▸ Working data
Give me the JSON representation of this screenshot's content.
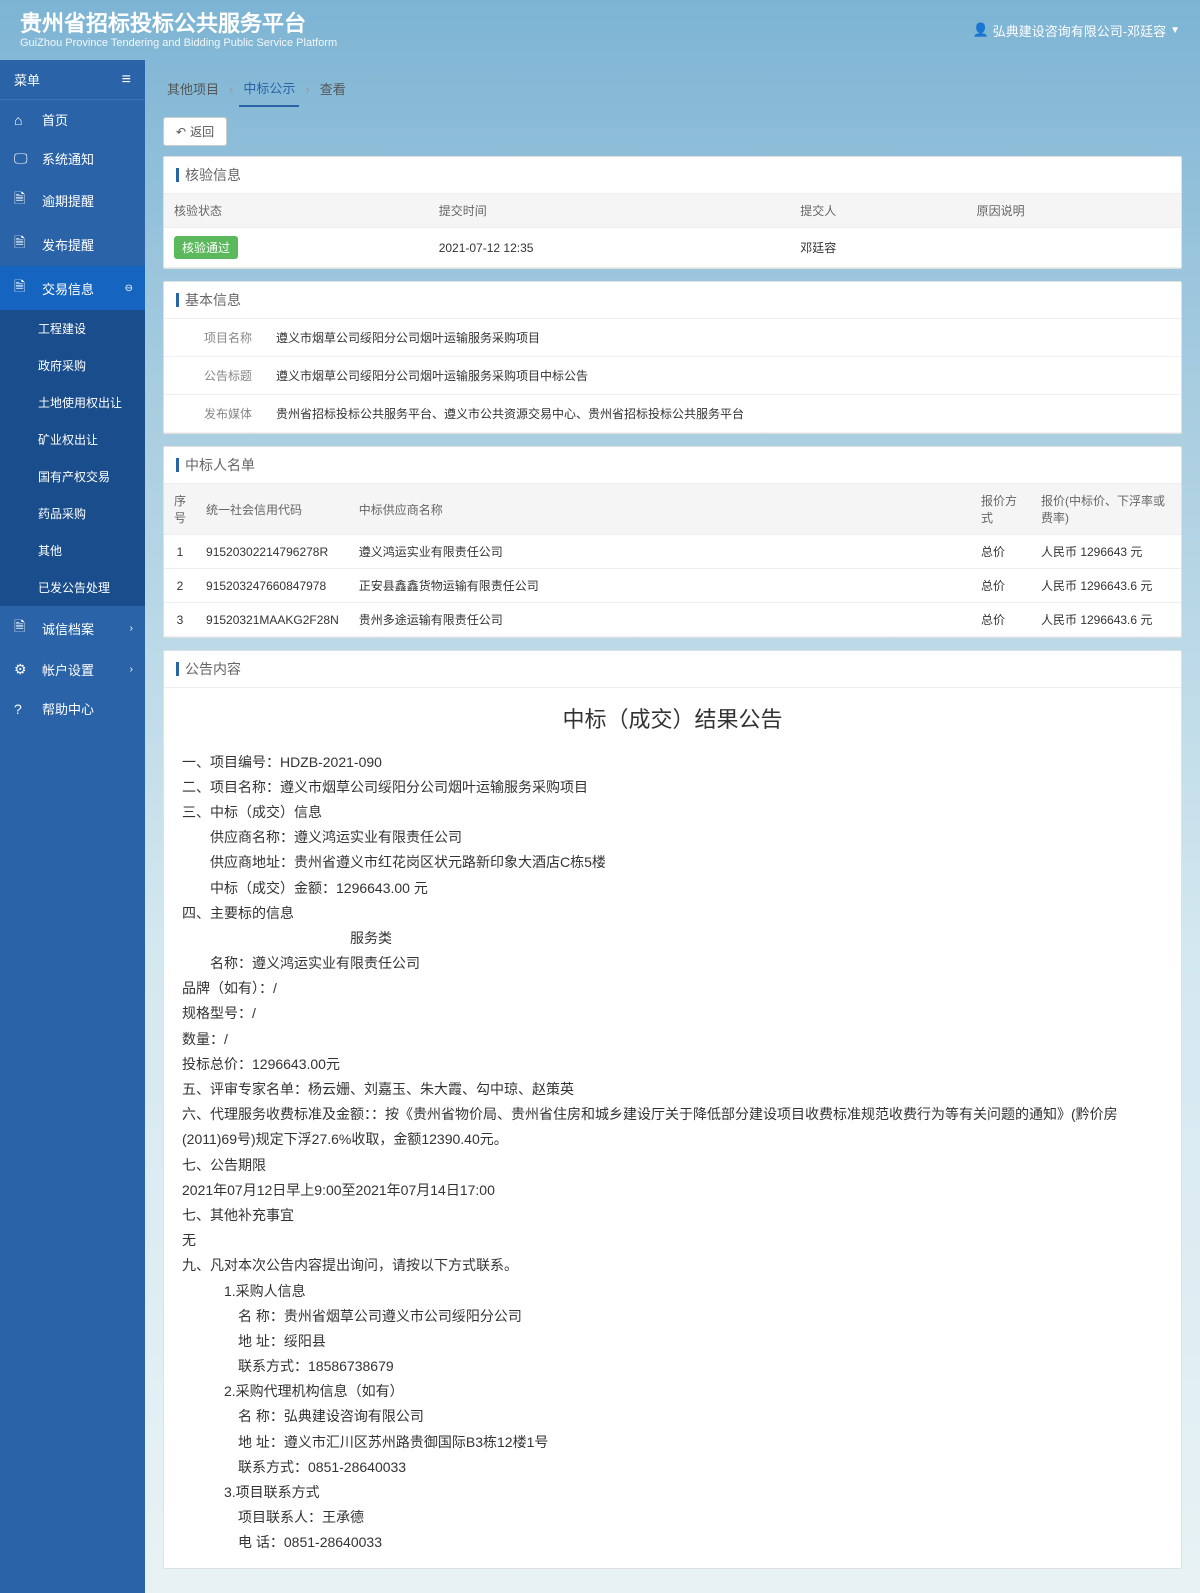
{
  "header": {
    "title_cn": "贵州省招标投标公共服务平台",
    "title_en": "GuiZhou Province Tendering and Bidding Public Service Platform",
    "user_label": "弘典建设咨询有限公司-邓廷容"
  },
  "menu": {
    "title": "菜单",
    "items": [
      {
        "icon": "⌂",
        "label": "首页"
      },
      {
        "icon": "🖵",
        "label": "系统通知"
      },
      {
        "icon": "🗎",
        "label": "逾期提醒"
      },
      {
        "icon": "🗎",
        "label": "发布提醒"
      },
      {
        "icon": "🗎",
        "label": "交易信息",
        "active": true,
        "expand": "⊖"
      },
      {
        "icon": "🗎",
        "label": "诚信档案",
        "expand": "›"
      },
      {
        "icon": "⚙",
        "label": "帐户设置",
        "expand": "›"
      },
      {
        "icon": "?",
        "label": "帮助中心"
      }
    ],
    "submenu": [
      "工程建设",
      "政府采购",
      "土地使用权出让",
      "矿业权出让",
      "国有产权交易",
      "药品采购",
      "其他",
      "已发公告处理"
    ]
  },
  "breadcrumb": [
    "其他项目",
    "中标公示",
    "查看"
  ],
  "back_btn": "返回",
  "verify": {
    "title": "核验信息",
    "headers": [
      "核验状态",
      "提交时间",
      "提交人",
      "原因说明"
    ],
    "row": {
      "status": "核验通过",
      "time": "2021-07-12 12:35",
      "person": "邓廷容",
      "reason": ""
    }
  },
  "basic": {
    "title": "基本信息",
    "rows": [
      {
        "label": "项目名称",
        "value": "遵义市烟草公司绥阳分公司烟叶运输服务采购项目"
      },
      {
        "label": "公告标题",
        "value": "遵义市烟草公司绥阳分公司烟叶运输服务采购项目中标公告"
      },
      {
        "label": "发布媒体",
        "value": "贵州省招标投标公共服务平台、遵义市公共资源交易中心、贵州省招标投标公共服务平台"
      }
    ]
  },
  "winners": {
    "title": "中标人名单",
    "headers": [
      "序号",
      "统一社会信用代码",
      "中标供应商名称",
      "报价方式",
      "报价(中标价、下浮率或费率)"
    ],
    "rows": [
      {
        "no": "1",
        "code": "91520302214796278R",
        "name": "遵义鸿运实业有限责任公司",
        "method": "总价",
        "price": "人民币 1296643 元"
      },
      {
        "no": "2",
        "code": "915203247660847978",
        "name": "正安县鑫鑫货物运输有限责任公司",
        "method": "总价",
        "price": "人民币 1296643.6 元"
      },
      {
        "no": "3",
        "code": "91520321MAAKG2F28N",
        "name": "贵州多途运输有限责任公司",
        "method": "总价",
        "price": "人民币 1296643.6 元"
      }
    ]
  },
  "announce": {
    "title": "公告内容",
    "heading": "中标（成交）结果公告",
    "l1": "一、项目编号：HDZB-2021-090",
    "l2": "二、项目名称：遵义市烟草公司绥阳分公司烟叶运输服务采购项目",
    "l3": "三、中标（成交）信息",
    "l3a": "供应商名称：遵义鸿运实业有限责任公司",
    "l3b": "供应商地址：贵州省遵义市红花岗区状元路新印象大酒店C栋5楼",
    "l3c": "中标（成交）金额：1296643.00   元",
    "l4": "四、主要标的信息",
    "l4_cat": "服务类",
    "l4a": "名称：遵义鸿运实业有限责任公司",
    "l4b": "品牌（如有）：/",
    "l4c": "规格型号：/",
    "l4d": "数量：/",
    "l4e": "投标总价：1296643.00元",
    "l5": "五、评审专家名单：杨云姗、刘嘉玉、朱大霞、勾中琼、赵策英",
    "l6": "六、代理服务收费标准及金额：：按《贵州省物价局、贵州省住房和城乡建设厅关于降低部分建设项目收费标准规范收费行为等有关问题的通知》(黔价房(2011)69号)规定下浮27.6%收取，金额12390.40元。",
    "l7": "七、公告期限",
    "l7a": "2021年07月12日早上9:00至2021年07月14日17:00",
    "l7b": "七、其他补充事宜",
    "l7c": "无",
    "l9": "九、凡对本次公告内容提出询问，请按以下方式联系。",
    "l9_1": "1.采购人信息",
    "l9_1a": "名           称：贵州省烟草公司遵义市公司绥阳分公司",
    "l9_1b": "地           址：绥阳县",
    "l9_1c": "联系方式：18586738679",
    "l9_2": "2.采购代理机构信息（如有）",
    "l9_2a": "名           称：弘典建设咨询有限公司",
    "l9_2b": "地           址：遵义市汇川区苏州路贵御国际B3栋12楼1号",
    "l9_2c": "联系方式：0851-28640033",
    "l9_3": "3.项目联系方式",
    "l9_3a": "项目联系人：王承德",
    "l9_3b": "电           话：0851-28640033"
  }
}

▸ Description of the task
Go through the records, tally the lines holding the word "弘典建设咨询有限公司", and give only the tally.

▸ Your solution
2